My outlook for Australian residential property in 2017 is that it is NOT going to be good year. We’ve had a monumental rise in the sector over the last 3 years. Sometimes this kind of run can go on for a fourth year, but the gradient is concerning. Like with any asset price run, the more vertical the chart …the more chance of a reversal. As an Uber driver said to me in his thick South African accent the other day, “this country is in for a big shock. Nobody sees being blindsided until it’s happened. It’s always the same with any boom. Once the kids get involved … that’s usually the last straw”.
What he was referring to is that many young people now almost take it as gospel that ‘the only way’ to make investment money is to invest in property – borrow some money from your parents, buy an apartment or a house, then buy another, etc. That’s been a great trade for the last 3 years, even when you factor in the substantial frictional cost of stamp duty. Remember if you put down a 20% of total costs, borrow 80% from the bank, stamp duty eats almost 30% of your initial investment. I don’t see the boom continuing. Look at the investor loan activity since 2012-2013. I’d say many of those ‘investors’ are really speculators.

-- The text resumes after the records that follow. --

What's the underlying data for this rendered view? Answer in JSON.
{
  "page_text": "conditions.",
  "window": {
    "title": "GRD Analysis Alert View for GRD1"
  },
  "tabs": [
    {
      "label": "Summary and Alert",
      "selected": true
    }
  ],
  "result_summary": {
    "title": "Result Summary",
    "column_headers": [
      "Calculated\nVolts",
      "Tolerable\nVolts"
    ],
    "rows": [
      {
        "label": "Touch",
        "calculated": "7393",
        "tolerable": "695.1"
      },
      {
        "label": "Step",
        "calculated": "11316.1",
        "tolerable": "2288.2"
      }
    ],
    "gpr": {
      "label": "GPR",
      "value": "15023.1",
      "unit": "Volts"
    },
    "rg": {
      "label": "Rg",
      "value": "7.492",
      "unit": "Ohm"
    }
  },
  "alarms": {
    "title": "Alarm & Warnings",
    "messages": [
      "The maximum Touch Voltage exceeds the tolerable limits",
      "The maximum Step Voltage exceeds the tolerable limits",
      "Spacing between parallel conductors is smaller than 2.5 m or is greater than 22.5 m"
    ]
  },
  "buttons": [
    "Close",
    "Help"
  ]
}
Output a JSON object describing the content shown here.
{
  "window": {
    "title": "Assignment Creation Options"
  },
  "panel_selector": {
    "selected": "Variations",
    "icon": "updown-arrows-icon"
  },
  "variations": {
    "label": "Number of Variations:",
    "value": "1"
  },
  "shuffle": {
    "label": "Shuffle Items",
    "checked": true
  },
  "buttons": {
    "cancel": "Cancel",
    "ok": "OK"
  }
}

Figure 1: Annualised Australian Housing Loan Data (source ABS, ANZ).
I think the smart money now is selling and renting, but most people don’t have the stomach, the ability or desire to uproot their family. Also if you’d made that call too early (ie one or two years ago) it would not have been a good call, at least not in the short term. Lastly FOMO (fear of missing out) and the ‘property ladder’ are scary phenomena to most.

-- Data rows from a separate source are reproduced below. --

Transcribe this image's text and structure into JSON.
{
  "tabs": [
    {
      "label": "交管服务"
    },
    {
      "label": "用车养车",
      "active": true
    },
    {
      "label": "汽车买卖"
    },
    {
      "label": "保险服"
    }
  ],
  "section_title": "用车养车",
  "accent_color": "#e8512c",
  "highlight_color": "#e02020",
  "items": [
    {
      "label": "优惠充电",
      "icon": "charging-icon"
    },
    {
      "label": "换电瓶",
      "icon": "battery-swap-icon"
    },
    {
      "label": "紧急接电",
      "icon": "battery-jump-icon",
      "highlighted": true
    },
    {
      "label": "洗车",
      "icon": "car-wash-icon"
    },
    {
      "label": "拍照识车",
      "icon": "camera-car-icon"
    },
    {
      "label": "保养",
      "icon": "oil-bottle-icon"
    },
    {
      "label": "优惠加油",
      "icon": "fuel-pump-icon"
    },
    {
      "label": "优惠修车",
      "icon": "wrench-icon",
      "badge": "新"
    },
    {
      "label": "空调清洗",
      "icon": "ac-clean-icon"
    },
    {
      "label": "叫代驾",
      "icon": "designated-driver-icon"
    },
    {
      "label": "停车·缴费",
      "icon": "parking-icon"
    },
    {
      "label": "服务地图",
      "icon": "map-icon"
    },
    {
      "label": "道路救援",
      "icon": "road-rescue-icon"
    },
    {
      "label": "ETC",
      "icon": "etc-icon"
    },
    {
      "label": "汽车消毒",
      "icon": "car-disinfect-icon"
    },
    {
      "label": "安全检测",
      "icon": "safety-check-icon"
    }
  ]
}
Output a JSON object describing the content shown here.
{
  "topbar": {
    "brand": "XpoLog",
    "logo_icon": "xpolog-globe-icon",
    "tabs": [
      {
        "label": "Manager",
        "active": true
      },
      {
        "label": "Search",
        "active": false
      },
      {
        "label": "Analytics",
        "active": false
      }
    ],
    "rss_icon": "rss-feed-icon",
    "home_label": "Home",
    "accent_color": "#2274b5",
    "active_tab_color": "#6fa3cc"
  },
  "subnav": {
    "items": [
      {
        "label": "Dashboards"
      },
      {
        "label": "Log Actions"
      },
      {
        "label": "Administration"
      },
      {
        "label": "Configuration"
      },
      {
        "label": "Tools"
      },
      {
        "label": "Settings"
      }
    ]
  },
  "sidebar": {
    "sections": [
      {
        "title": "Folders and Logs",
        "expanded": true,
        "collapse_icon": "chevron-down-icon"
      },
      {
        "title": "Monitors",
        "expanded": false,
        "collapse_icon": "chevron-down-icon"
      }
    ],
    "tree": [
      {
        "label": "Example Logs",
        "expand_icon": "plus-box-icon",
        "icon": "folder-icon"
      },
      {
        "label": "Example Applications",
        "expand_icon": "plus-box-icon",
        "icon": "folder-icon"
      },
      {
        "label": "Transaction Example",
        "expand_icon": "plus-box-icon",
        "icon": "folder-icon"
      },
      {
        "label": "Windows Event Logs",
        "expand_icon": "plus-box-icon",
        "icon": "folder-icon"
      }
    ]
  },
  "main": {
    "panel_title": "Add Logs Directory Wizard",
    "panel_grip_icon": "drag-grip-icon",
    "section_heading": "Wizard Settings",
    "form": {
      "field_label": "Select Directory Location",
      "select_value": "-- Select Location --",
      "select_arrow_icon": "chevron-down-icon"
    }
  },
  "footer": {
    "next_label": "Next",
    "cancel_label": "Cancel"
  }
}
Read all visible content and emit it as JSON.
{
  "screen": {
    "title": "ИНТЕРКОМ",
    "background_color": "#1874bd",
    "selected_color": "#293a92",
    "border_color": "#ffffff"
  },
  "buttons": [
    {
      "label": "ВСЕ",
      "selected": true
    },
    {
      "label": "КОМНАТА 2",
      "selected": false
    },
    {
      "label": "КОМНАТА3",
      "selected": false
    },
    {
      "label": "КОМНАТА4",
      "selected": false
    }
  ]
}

I read that the overseas buyers are not behind Australian property boom. It would be much better if they were – because it’s often those closest to the feedlot (the locals) that drive the stampede. Crowds do funny things.
All of the above is all talking about property as an investment. As shelter it’s a totally different argument; and let’s face it for most people buying property is the best fiscal management plan you can force upon yourself – useful for that old (maybe forgotten) concept of the rainy day.
The key events, triggers, or data that investors should be watching out for next year include:
• Price Stagnation
• Who is selling
Thinking first about price stagnation, people think that those that buy property as an investment will just hold it for ever, no matter which way the price goes; and that the Chinese will just buy no matter what, as a store of wealth. Let me lift a little worked example from a recent Credit Suisse note to illustrate what can happen to investor mentality. “Currently the gross rental yield for residential properties (Australia wide) is 3.37% per annum. After deducting council rates, land taxes, insurance, maintenance costs and depreciation, this yield falls to 0.95%. Yet the standard variable mortgage rate, weighted across investors and owner-occupiers is around 5.34% per annum. On the average gearing ratio of the household sector, which is c.27% currently, residential housing is an extremely unprofitable investment on a pure carry”. It’s obvious that everyone is playing for the capital gain, however if the capital growth goes away (and valuations don’t just go up for ever) see how many years investors will tolerate ‘extreme unprofitability’ – not that many would be my guess.
Another key trigger is when incentives are being given away with apartments – when it’s Ferraris and Aston Martins we’re really in trouble. Strange promotions/give-aways are canaries in the coal mine. We’re already seeing it. The other day I received an email about an ‘Investment Opportunity’ that was a 14% per annum return for a marketing bond for an apartment development. Without looking into the detail this is usually what happens when you have an oversupply of apartments; apartments either don’t settle or the second tranche doesn’t sell and the developers run out of money to get aggressive on marketing when they need it most. In my opinion that’s likely to be good money after bad.
One last obvious trigger is when the vendors, rather than the buyers, are the Chinese. The Chinese are smart, they’ll go where there is money to be made; or not lost.
The combination of current valuations of Australian residential property (versus other cities and countries, and versus history); the rise in investment loans; and slower credit growth, all combine to make Australia look strikingly similar to the US in 2007, Japan in 1992 and the Nordics in 1991. The periods after were all unhappy for residential housing values in each country/area. I understand you can’t just ‘hand the keys back’ in Australia, but I think that’s a side argument that ignores the bigger market drivers.
If I was asked which part of the market might present a good opportunity, I would say Melbourne CBD … but only once the trade price is down by 30-40% from the last price or ‘list’ price. There will be some fairly extreme pricing coming out of distressed developers Australia wide. Apartments will go from being the best to the stupidest investments. But when people think you are stupid it’s usually time to double up on your interest, research and evaluation.